If you’ve been downtown this summer, you’ve probably seen that the much anticipated Riverwalk expansion project has made considerable headway. When complete, the $22 million project will provide a continuous path along the south bank of the Chicago River’s main branch from Lake Shore Drive to Lake Street, providing yet another showpiece attraction for our fair city. A number of drinking and dining options have already opened along this stretch—among them O’Brien’s on the River, an offshoot of the Old Town mainstay. While O’Brien’s on the River falls a bit short in terms of amenities and selection, it does offer something few places can match: booze with views.
O’Brien’s on the River, launched in 2008 at the corner of Wabash & Wacker, bears little resemblance to the Old Town original, long known for its piano bar, impressive beer garden and even more impressive snobbery. The setting here on the riverwalk is fairly nice, if a quick drink and a bite is what you’re after. Situated well below street level, the patio space that O’Brien’s occupies is well-insulated from both street traffic and the perpetual semi-darkness of Lower Wacker just behind the premises. The space itself is simply an exposed concrete slab with perhaps three dozen backyard patio tables. And I do mean exposed.
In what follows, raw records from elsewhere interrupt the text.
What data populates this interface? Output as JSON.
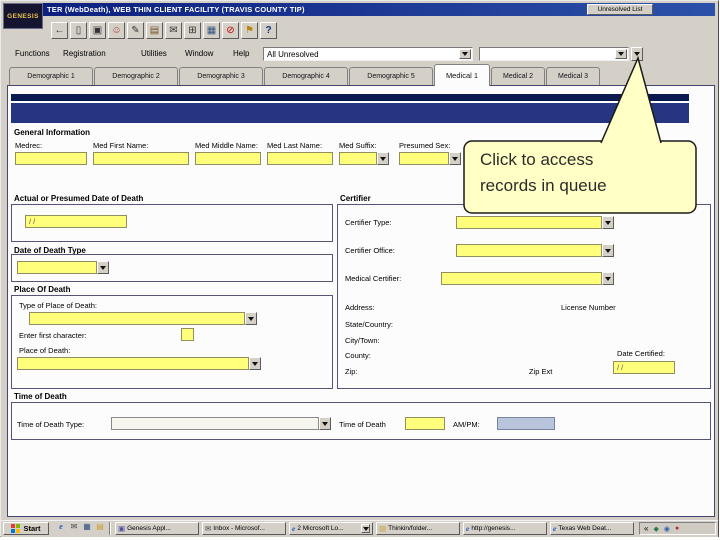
{
  "window": {
    "logo_text": "GENESIS",
    "title": "TER (WebDeath), WEB THIN CLIENT FACILITY (TRAVIS COUNTY TIP)",
    "unresolved_button": "Unresolved List"
  },
  "toolbar": {
    "icons": [
      {
        "name": "back-icon",
        "glyph": "←"
      },
      {
        "name": "new-document-icon",
        "glyph": "▯"
      },
      {
        "name": "copy-icon",
        "glyph": "▣"
      },
      {
        "name": "person-icon",
        "glyph": "☺"
      },
      {
        "name": "edit-icon",
        "glyph": "✎"
      },
      {
        "name": "books-icon",
        "glyph": "▤"
      },
      {
        "name": "mail-icon",
        "glyph": "✉"
      },
      {
        "name": "calculator-icon",
        "glyph": "⊞"
      },
      {
        "name": "chart-icon",
        "glyph": "▦"
      },
      {
        "name": "block-icon",
        "glyph": "⊘"
      },
      {
        "name": "flag-icon",
        "glyph": "⚑"
      },
      {
        "name": "help-icon",
        "glyph": "?"
      }
    ]
  },
  "menu": {
    "items": [
      "Functions",
      "Registration",
      "Utilities",
      "Window",
      "Help"
    ],
    "queue_filter_value": "All Unresolved",
    "search_value": ""
  },
  "tabs": [
    {
      "label": "Demographic 1"
    },
    {
      "label": "Demographic 2"
    },
    {
      "label": "Demographic 3"
    },
    {
      "label": "Demographic 4"
    },
    {
      "label": "Demographic 5"
    },
    {
      "label": "Medical 1",
      "active": true
    },
    {
      "label": "Medical 2"
    },
    {
      "label": "Medical 3"
    }
  ],
  "form": {
    "general": {
      "title": "General Information",
      "fields": [
        {
          "label": "Medrec:",
          "value": ""
        },
        {
          "label": "Med First Name:",
          "value": ""
        },
        {
          "label": "Med Middle Name:",
          "value": ""
        },
        {
          "label": "Med Last Name:",
          "value": ""
        },
        {
          "label": "Med Suffix:",
          "value": ""
        },
        {
          "label": "Presumed Sex:",
          "value": ""
        }
      ]
    },
    "date_of_death": {
      "title": "Actual or Presumed Date of Death",
      "value": "/  /"
    },
    "date_of_death_type": {
      "title": "Date of Death Type",
      "value": ""
    },
    "place_of_death": {
      "title": "Place Of Death",
      "type_label": "Type of Place of Death:",
      "type_value": "",
      "first_char_label": "Enter first character:",
      "first_char_value": "",
      "place_label": "Place of Death:",
      "place_value": ""
    },
    "certifier": {
      "title": "Certifier",
      "type_label": "Certifier Type:",
      "type_value": "",
      "office_label": "Certifier Office:",
      "office_value": "",
      "medical_label": "Medical Certifier:",
      "medical_value": "",
      "address_label": "Address:",
      "license_label": "License Number",
      "state_label": "State/Country:",
      "city_label": "City/Town:",
      "county_label": "County:",
      "zip_label": "Zip:",
      "zip_ext_label": "Zip Ext",
      "date_certified_label": "Date Certified:",
      "date_certified_value": "/  /"
    },
    "time_of_death": {
      "title": "Time of Death",
      "type_label": "Time of Death  Type:",
      "type_value": "",
      "time_label": "Time of Death",
      "time_value": "",
      "ampm_label": "AM/PM:",
      "ampm_value": ""
    }
  },
  "callout": {
    "line1": "Click to access",
    "line2": "records in queue"
  },
  "taskbar": {
    "start_label": "Start",
    "quick_launch": [
      {
        "name": "ie-icon",
        "glyph": "e"
      },
      {
        "name": "mail-icon",
        "glyph": "✉"
      },
      {
        "name": "desktop-icon",
        "glyph": "▦"
      },
      {
        "name": "folder-icon",
        "glyph": "▤"
      }
    ],
    "tasks": [
      {
        "label": "Genesis Appl...",
        "icon": "▣"
      },
      {
        "label": "Inbox - Microsof...",
        "icon": "✉"
      },
      {
        "label": "2 Microsoft Lo...",
        "icon": "e"
      },
      {
        "label": "Thinkin/folder...",
        "icon": "▤"
      },
      {
        "label": "http://genesis...",
        "icon": "e"
      },
      {
        "label": "Texas Web Deat...",
        "icon": "e"
      }
    ],
    "tray_icons": [
      {
        "name": "collapse-chevron-icon",
        "glyph": "«"
      },
      {
        "name": "network-icon",
        "glyph": "◆"
      },
      {
        "name": "volume-icon",
        "glyph": "◉"
      },
      {
        "name": "clock-icon",
        "glyph": "●"
      }
    ]
  }
}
With not even a single table-top umbrella to provide any shelter or shade, no other place in the city is as reliant on the weather as O’Brien’s.
A portable hostess stand sits in front to handle incoming traffic. A plastic service bar, like you’d find at an outdoor wedding, is the hub for the beverage service. A medium-sized trailer serves as the on-site kitchen. As such, expect a streamlined menu for both food and drink. O’Brien’s does have a full bar (limited brands), but the beer list tops out at a whopping five. Food is geared toward things you can eat with your hands, with a few salads thrown in for good measure. The quesadillas were decent. The mini-burgers were tasty, but a Cobb salad arrived at our table cleverly disguised as a Chef’s salad, although there was no Chef’s salad on O’Brien’s menu. A mystery for the ages, since my friend was too hungry to send it back. As for specials, don’t expect to find anything, except for perhaps your view.
Speaking of which, there are excellent views of the historic Wabash and Michigan Avenue drawbridges, which are even better if you’re lucky enough to see them raised for a boat run. The glass majesty of Trump Tower, which I can’t rip on despite my weariness of its namesake, looms just on the other side of the river. There are also excellent vantage points to see the Wrigley Building and Tribune Tower as well as the steady stream of tour boats, pleasure craft and Styrofoam cups floating by. As for your fellow patrons, it only seems as if a camera and a map are required for entry. Actual Chicagoans can be spotted here as well. They’re the ones that don’t look up every time a pigeon flies overhead.
O’Brien’s, like most establishments on the riverwalk, is open seasonally mid-May through Mid-October. They’re open at 11am daily until 9pm weeknights, 10pm on weekends, but if the weather looks dodgy give them a call first. If you like O’Brien’s you might also want to check out Castaways, Rivers or perhaps drinks and Greek tapas on the roof of nearby Pegasus. For more O’Brien’s, check out their original location, their O’Hare edition and the O’Brien’s website. Ahoy.